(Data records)
###
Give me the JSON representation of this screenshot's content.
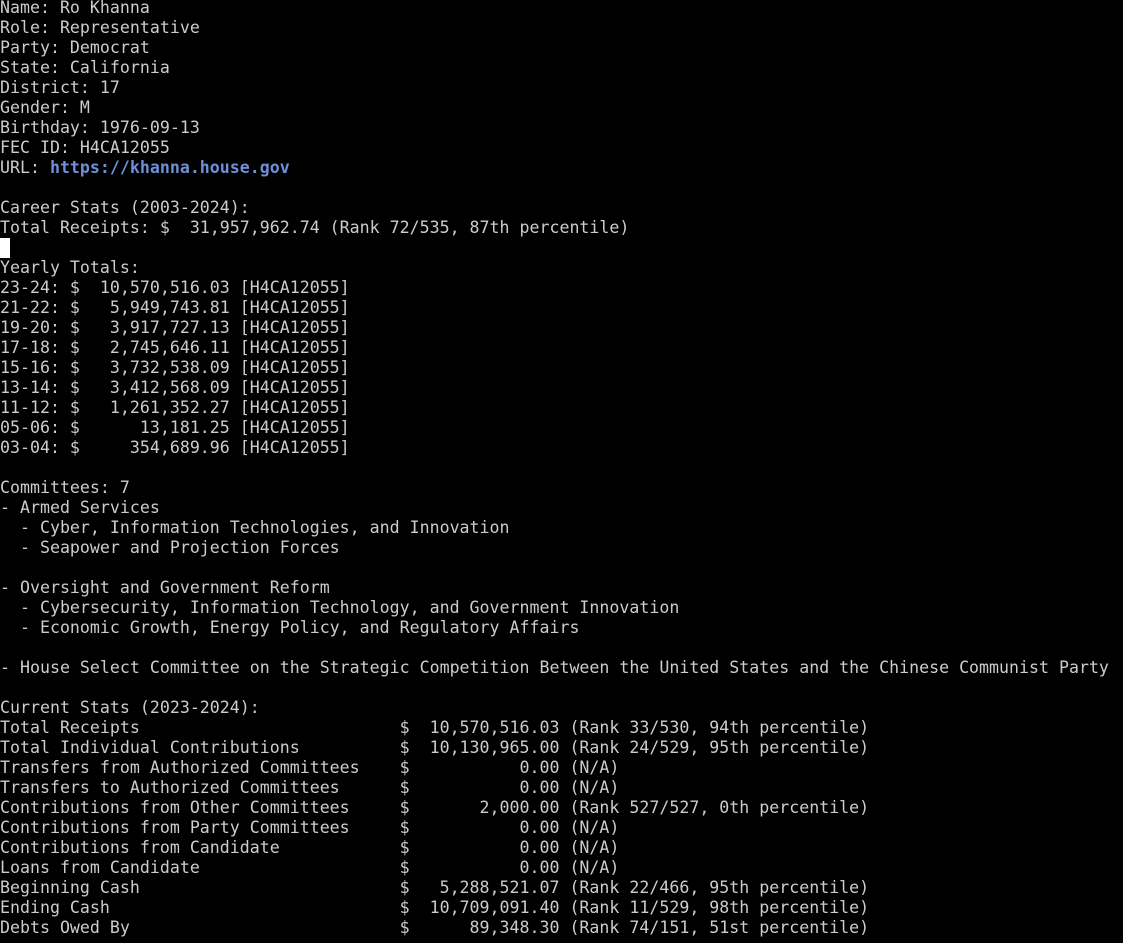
{
  "profile": {
    "name_line": "Name: Ro Khanna",
    "role_line": "Role: Representative",
    "party_line": "Party: Democrat",
    "state_line": "State: California",
    "district_line": "District: 17",
    "gender_line": "Gender: M",
    "birthday_line": "Birthday: 1976-09-13",
    "fec_line": "FEC ID: H4CA12055",
    "url_label": "URL: ",
    "url": "https://khanna.house.gov"
  },
  "career": {
    "header": "Career Stats (2003-2024):",
    "total_receipts_line": "Total Receipts: $  31,957,962.74 (Rank 72/535, 87th percentile)"
  },
  "yearly": {
    "header": "Yearly Totals:",
    "rows": [
      "23-24: $  10,570,516.03 [H4CA12055]",
      "21-22: $   5,949,743.81 [H4CA12055]",
      "19-20: $   3,917,727.13 [H4CA12055]",
      "17-18: $   2,745,646.11 [H4CA12055]",
      "15-16: $   3,732,538.09 [H4CA12055]",
      "13-14: $   3,412,568.09 [H4CA12055]",
      "11-12: $   1,261,352.27 [H4CA12055]",
      "05-06: $      13,181.25 [H4CA12055]",
      "03-04: $     354,689.96 [H4CA12055]"
    ]
  },
  "committees": {
    "header": "Committees: 7",
    "groups": [
      {
        "name": "- Armed Services",
        "subs": [
          "  - Cyber, Information Technologies, and Innovation",
          "  - Seapower and Projection Forces"
        ]
      },
      {
        "name": "- Oversight and Government Reform",
        "subs": [
          "  - Cybersecurity, Information Technology, and Government Innovation",
          "  - Economic Growth, Energy Policy, and Regulatory Affairs"
        ]
      },
      {
        "name": "- House Select Committee on the Strategic Competition Between the United States and the Chinese Communist Party",
        "subs": []
      }
    ]
  },
  "current": {
    "header": "Current Stats (2023-2024):",
    "rows": [
      "Total Receipts                          $  10,570,516.03 (Rank 33/530, 94th percentile)",
      "Total Individual Contributions          $  10,130,965.00 (Rank 24/529, 95th percentile)",
      "Transfers from Authorized Committees    $           0.00 (N/A)",
      "Transfers to Authorized Committees      $           0.00 (N/A)",
      "Contributions from Other Committees     $       2,000.00 (Rank 527/527, 0th percentile)",
      "Contributions from Party Committees     $           0.00 (N/A)",
      "Contributions from Candidate            $           0.00 (N/A)",
      "Loans from Candidate                    $           0.00 (N/A)",
      "Beginning Cash                          $   5,288,521.07 (Rank 22/466, 95th percentile)",
      "Ending Cash                             $  10,709,091.40 (Rank 11/529, 98th percentile)",
      "Debts Owed By                           $      89,348.30 (Rank 74/151, 51st percentile)"
    ]
  },
  "colors": {
    "background": "#000000",
    "text": "#cccccc",
    "link": "#6f8fd8",
    "cursor": "#ffffff"
  }
}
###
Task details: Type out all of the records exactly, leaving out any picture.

Finished task:
Give me the JSON representation of this screenshot's content.
{
  "profile": {
    "name_line": "Name: Ro Khanna",
    "role_line": "Role: Representative",
    "party_line": "Party: Democrat",
    "state_line": "State: California",
    "district_line": "District: 17",
    "gender_line": "Gender: M",
    "birthday_line": "Birthday: 1976-09-13",
    "fec_line": "FEC ID: H4CA12055",
    "url_label": "URL: ",
    "url": "https://khanna.house.gov"
  },
  "career": {
    "header": "Career Stats (2003-2024):",
    "total_receipts_line": "Total Receipts: $  31,957,962.74 (Rank 72/535, 87th percentile)"
  },
  "yearly": {
    "header": "Yearly Totals:",
    "rows": [
      "23-24: $  10,570,516.03 [H4CA12055]",
      "21-22: $   5,949,743.81 [H4CA12055]",
      "19-20: $   3,917,727.13 [H4CA12055]",
      "17-18: $   2,745,646.11 [H4CA12055]",
      "15-16: $   3,732,538.09 [H4CA12055]",
      "13-14: $   3,412,568.09 [H4CA12055]",
      "11-12: $   1,261,352.27 [H4CA12055]",
      "05-06: $      13,181.25 [H4CA12055]",
      "03-04: $     354,689.96 [H4CA12055]"
    ]
  },
  "committees": {
    "header": "Committees: 7",
    "groups": [
      {
        "name": "- Armed Services",
        "subs": [
          "  - Cyber, Information Technologies, and Innovation",
          "  - Seapower and Projection Forces"
        ]
      },
      {
        "name": "- Oversight and Government Reform",
        "subs": [
          "  - Cybersecurity, Information Technology, and Government Innovation",
          "  - Economic Growth, Energy Policy, and Regulatory Affairs"
        ]
      },
      {
        "name": "- House Select Committee on the Strategic Competition Between the United States and the Chinese Communist Party",
        "subs": []
      }
    ]
  },
  "current": {
    "header": "Current Stats (2023-2024):",
    "rows": [
      "Total Receipts                          $  10,570,516.03 (Rank 33/530, 94th percentile)",
      "Total Individual Contributions          $  10,130,965.00 (Rank 24/529, 95th percentile)",
      "Transfers from Authorized Committees    $           0.00 (N/A)",
      "Transfers to Authorized Committees      $           0.00 (N/A)",
      "Contributions from Other Committees     $       2,000.00 (Rank 527/527, 0th percentile)",
      "Contributions from Party Committees     $           0.00 (N/A)",
      "Contributions from Candidate            $           0.00 (N/A)",
      "Loans from Candidate                    $           0.00 (N/A)",
      "Beginning Cash                          $   5,288,521.07 (Rank 22/466, 95th percentile)",
      "Ending Cash                             $  10,709,091.40 (Rank 11/529, 98th percentile)",
      "Debts Owed By                           $      89,348.30 (Rank 74/151, 51st percentile)"
    ]
  },
  "colors": {
    "background": "#000000",
    "text": "#cccccc",
    "link": "#6f8fd8",
    "cursor": "#ffffff"
  }
}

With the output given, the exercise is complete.